Bob Geldof and the BBC have unveiled plans for a website and television series that aim to record every human society.
The Dictionary of Man website and an eight-part television series, The Human Planet, will be made with help from BBC Worldwide, the BBC's commercial arm.Crews will travel the world to try to film the 900 separate groups of people that anthropologists believe exist. The makers hope the project will produce a definitive record of mankind.
He added: "Ultimately I suppose in some ways we're also building the world's family photo album."
The website aims to use the latest social networking technologies to allow individuals around the world to trace the history of their clan, tribe or family as well as contacting living members.
Geldof said it would create the largest ever living record of DVDs, books, films, photographs, art, and documented and personal accounts from people in every group in society. link
It wasn't long after 9/11, September 11, 2001, that I began this website. I felt compelled to connect with other people around the globe. I had recently heard about "weblogs" or "blogs" and I dove right into Blogger.com.
I searched for others to connect with online and I found Ageless. It led to meeting many great friends to discuss events of the day. From then on it snowballed.

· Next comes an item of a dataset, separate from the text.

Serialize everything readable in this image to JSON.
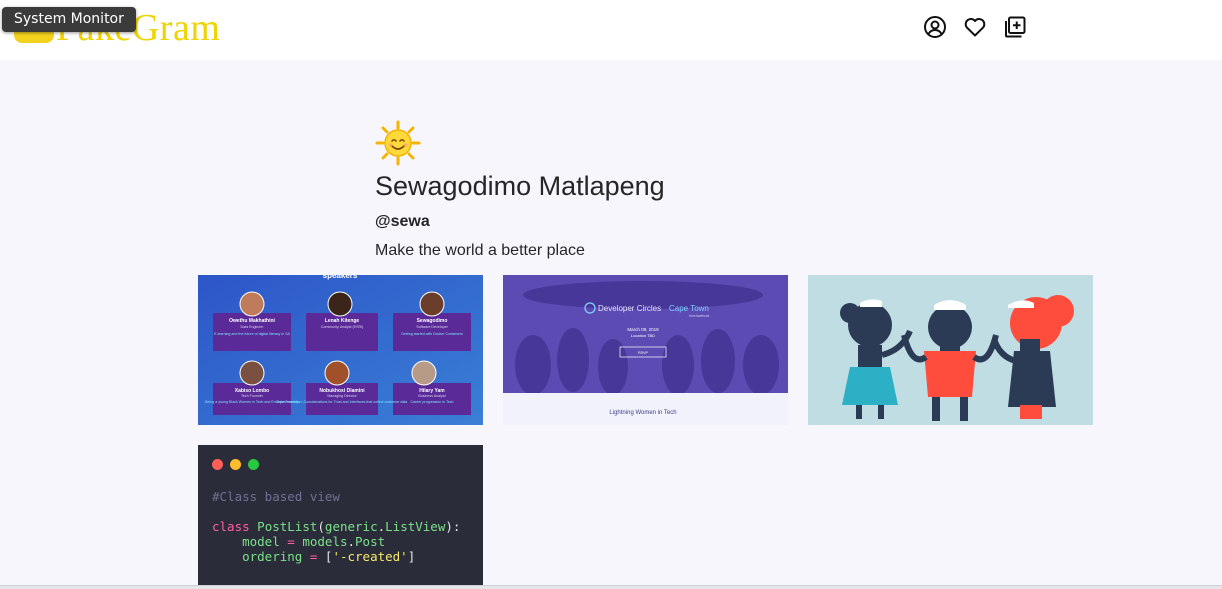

Most importantly we offered one another support and friendship across the globe; finding that we were just a few keystrokes away.